Projection vectors

I had a very interesting conversation with my colleague about projections of reality. When you take a picture of a scene, what you are doing, is to capture and preserve the light that is reflected off the three-dimensional scene and projected on a flat two-dimensional surface such as a film, or a sensor chip. Using mirrors, lenses, and all the other photonic gizmos, we are able to shrink the pictures, create effects on the projection, or to just make edits after the projection has been made.

What happened however, was that a three-dimensional reality is captured somehow in a two-dimensional world. The picture, is a projection of reality at some point of time. That is what we were referring to as projections.

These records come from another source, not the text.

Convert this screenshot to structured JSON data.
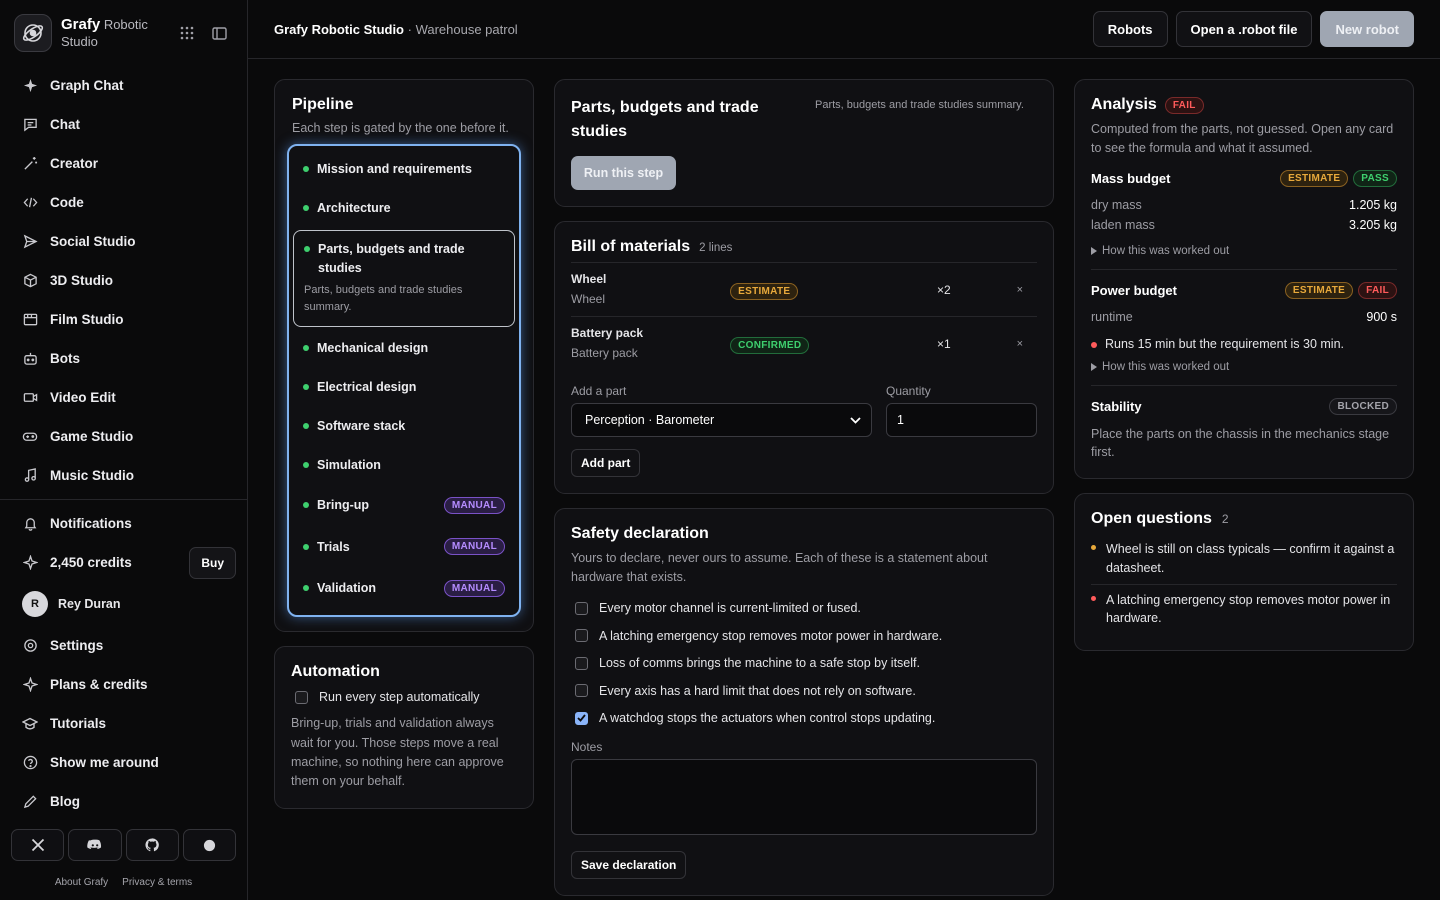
{
  "brand": {
    "name": "Grafy",
    "sub": "Robotic Studio"
  },
  "nav": [
    {
      "label": "Graph Chat",
      "icon": "sparkle-icon"
    },
    {
      "label": "Chat",
      "icon": "chat-icon"
    },
    {
      "label": "Creator",
      "icon": "wand-icon"
    },
    {
      "label": "Code",
      "icon": "code-icon"
    },
    {
      "label": "Social Studio",
      "icon": "send-icon"
    },
    {
      "label": "3D Studio",
      "icon": "cube-icon"
    },
    {
      "label": "Film Studio",
      "icon": "film-icon"
    },
    {
      "label": "Bots",
      "icon": "bot-icon"
    },
    {
      "label": "Video Edit",
      "icon": "video-icon"
    },
    {
      "label": "Game Studio",
      "icon": "gamepad-icon"
    },
    {
      "label": "Music Studio",
      "icon": "music-icon"
    }
  ],
  "nav2": {
    "notifications": "Notifications",
    "credits": "2,450 credits",
    "buy": "Buy",
    "user_initial": "R",
    "user": "Rey Duran",
    "settings": "Settings",
    "plans": "Plans & credits",
    "tutorials": "Tutorials",
    "tour": "Show me around",
    "blog": "Blog"
  },
  "footer": {
    "about": "About Grafy",
    "privacy": "Privacy & terms"
  },
  "topbar": {
    "app": "Grafy Robotic Studio",
    "project": "· Warehouse patrol",
    "robots": "Robots",
    "open_file": "Open a .robot file",
    "new_robot": "New robot"
  },
  "pipeline": {
    "title": "Pipeline",
    "subtitle": "Each step is gated by the one before it.",
    "steps": [
      {
        "label": "Mission and requirements"
      },
      {
        "label": "Architecture"
      },
      {
        "label": "Parts, budgets and trade studies",
        "desc": "Parts, budgets and trade studies summary."
      },
      {
        "label": "Mechanical design"
      },
      {
        "label": "Electrical design"
      },
      {
        "label": "Software stack"
      },
      {
        "label": "Simulation"
      },
      {
        "label": "Bring-up",
        "badge": "MANUAL"
      },
      {
        "label": "Trials",
        "badge": "MANUAL"
      },
      {
        "label": "Validation",
        "badge": "MANUAL"
      }
    ]
  },
  "automation": {
    "title": "Automation",
    "checkbox": "Run every step automatically",
    "desc": "Bring-up, trials and validation always wait for you. Those steps move a real machine, so nothing here can approve them on your behalf."
  },
  "step_card": {
    "title": "Parts, budgets and trade studies",
    "summary": "Parts, budgets and trade studies summary.",
    "run": "Run this step"
  },
  "bom": {
    "title": "Bill of materials",
    "count": "2 lines",
    "rows": [
      {
        "name": "Wheel",
        "sub": "Wheel",
        "badge": "ESTIMATE",
        "qty": "×2",
        "remove": "×"
      },
      {
        "name": "Battery pack",
        "sub": "Battery pack",
        "badge": "CONFIRMED",
        "qty": "×1",
        "remove": "×"
      }
    ],
    "add_label": "Add a part",
    "qty_label": "Quantity",
    "select_value": "Perception · Barometer",
    "qty_value": "1",
    "add_btn": "Add part"
  },
  "safety": {
    "title": "Safety declaration",
    "desc": "Yours to declare, never ours to assume. Each of these is a statement about hardware that exists.",
    "items": [
      {
        "label": "Every motor channel is current-limited or fused.",
        "checked": false
      },
      {
        "label": "A latching emergency stop removes motor power in hardware.",
        "checked": false
      },
      {
        "label": "Loss of comms brings the machine to a safe stop by itself.",
        "checked": false
      },
      {
        "label": "Every axis has a hard limit that does not rely on software.",
        "checked": false
      },
      {
        "label": "A watchdog stops the actuators when control stops updating.",
        "checked": true
      }
    ],
    "notes_label": "Notes",
    "save": "Save declaration"
  },
  "analysis": {
    "title": "Analysis",
    "status": "FAIL",
    "desc": "Computed from the parts, not guessed. Open any card to see the formula and what it assumed.",
    "mass": {
      "title": "Mass budget",
      "b1": "ESTIMATE",
      "b2": "PASS",
      "rows": [
        {
          "k": "dry mass",
          "v": "1.205 kg"
        },
        {
          "k": "laden mass",
          "v": "3.205 kg"
        }
      ],
      "how": "How this was worked out"
    },
    "power": {
      "title": "Power budget",
      "b1": "ESTIMATE",
      "b2": "FAIL",
      "rows": [
        {
          "k": "runtime",
          "v": "900 s"
        }
      ],
      "warn": "Runs 15 min but the requirement is 30 min.",
      "how": "How this was worked out"
    },
    "stability": {
      "title": "Stability",
      "badge": "BLOCKED",
      "desc": "Place the parts on the chassis in the mechanics stage first."
    }
  },
  "questions": {
    "title": "Open questions",
    "count": "2",
    "items": [
      {
        "text": "Wheel is still on class typicals — confirm it against a datasheet.",
        "color": "#e8a93b"
      },
      {
        "text": "A latching emergency stop removes motor power in hardware.",
        "color": "#ff5b5b"
      }
    ]
  }
}
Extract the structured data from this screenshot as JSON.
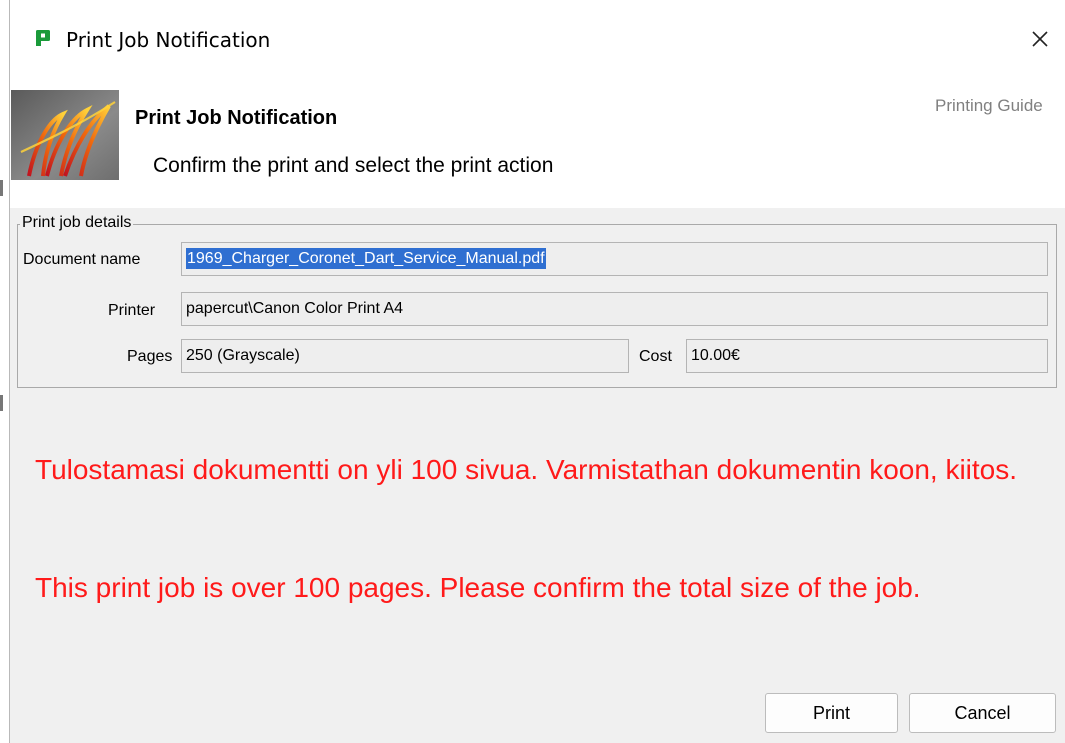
{
  "window": {
    "title": "Print Job Notification",
    "close_glyph": "✕"
  },
  "header": {
    "title": "Print Job Notification",
    "subtitle": "Confirm the print and select the print action",
    "guide_link": "Printing Guide"
  },
  "details": {
    "legend": "Print job details",
    "document_label": "Document name",
    "document_value": "1969_Charger_Coronet_Dart_Service_Manual.pdf",
    "printer_label": "Printer",
    "printer_value": "papercut\\Canon Color Print A4",
    "pages_label": "Pages",
    "pages_value": "250   (Grayscale)",
    "cost_label": "Cost",
    "cost_value": "10.00€"
  },
  "messages": {
    "finnish": "Tulostamasi dokumentti on yli 100 sivua. Varmistathan dokumentin koon, kiitos.",
    "english": "This print job is over 100 pages. Please confirm the total size of the job."
  },
  "buttons": {
    "print": "Print",
    "cancel": "Cancel"
  },
  "colors": {
    "warning_text": "#ff1a1a",
    "selection": "#2f6fd1",
    "app_icon": "#1a9a3a"
  },
  "icons": {
    "app": "papercut-logo-icon",
    "header": "papercut-logo",
    "close": "close-icon"
  }
}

We were speaking more about how we perceive the world as projections – cast not on a surface but in our minds. Each and everyone of us experiences the world differently but the richness of the world is not fully captured by the experience we have because we are limited in our ability to perceive. It is as though our ability to perceive each represents a dimension. Not just the five senses of sights, sounds, smell, taste and touch but there are psychological lenses, cultural lenses by which we perceive and experience the world, and recognise patterns formed from combinations of those senses, and our logical or irrational interpretation of reality, or even events, how they had been sequenced, how they line up in the dimension of time.

If the richness of reality contains N-dimensions, then our ability to perceive is often limited to (N-x) dimensions, where x is an unknown non-negative number and potentially really large. We don’t get to really experience reality, only what can be captured by that (N-x)-dimensional hyperplane that will never truly encapsulate the contents of the N-dimensional hyperspace that the reality consist of.

I hope to be able to explain this better some day – but for now, this hopefully suffice to help encourage me to develop further my capabilities to grow my hyperplane of perception.

Valuing time

As one grows older, one comes to value time more. It’s maybe the busier lifestyle from the commitments accumulated over a longer life, or perhaps becoming more cognisant that time is running out somehow. Time is an interesting object interwined with ones’ life and ability so much that when we consider how we can value it, the whole concept of valuation falls apart pretty quickly.

One person’s time is different from the other depending on how the time is used and what sort of talent underlies the time of that person in question. The opportunity cost of time is also really subjective and hard to determine; because the actual point in time and the place or context determine the alternatives possible.

Is productivity and trying to not “waste” time by trying to produce more output really about valuing time more? Or is it a greater mark of respect for the time we have when we actually use it for much-needed leisure? Is time only well spent when it generates economic fruits?

These questions are important because our society and the pressure of our culture around us constantly presses a particular view on these things upon us. We can be more conscious about how we can better value and approach our time and the way we spend it.

Time is an ingredient

We envision an end point and we want to be there already. We think of time as a barrier. The fact that parts of the steps take time annoys us. We rather it takes less time as though it is better when it is faster.

And then on the other hand, we acknowledge that timing is everything, when to strike a ball, jump to defend one, meet your potential spouse, ask for a promotion and all. Time is an input, not just the passage of time but point along time.

So let us reconcile our views on time. Where things are taking time, let us recognise it is an ingredient that enriches and enables the outcome we are trying to move towards.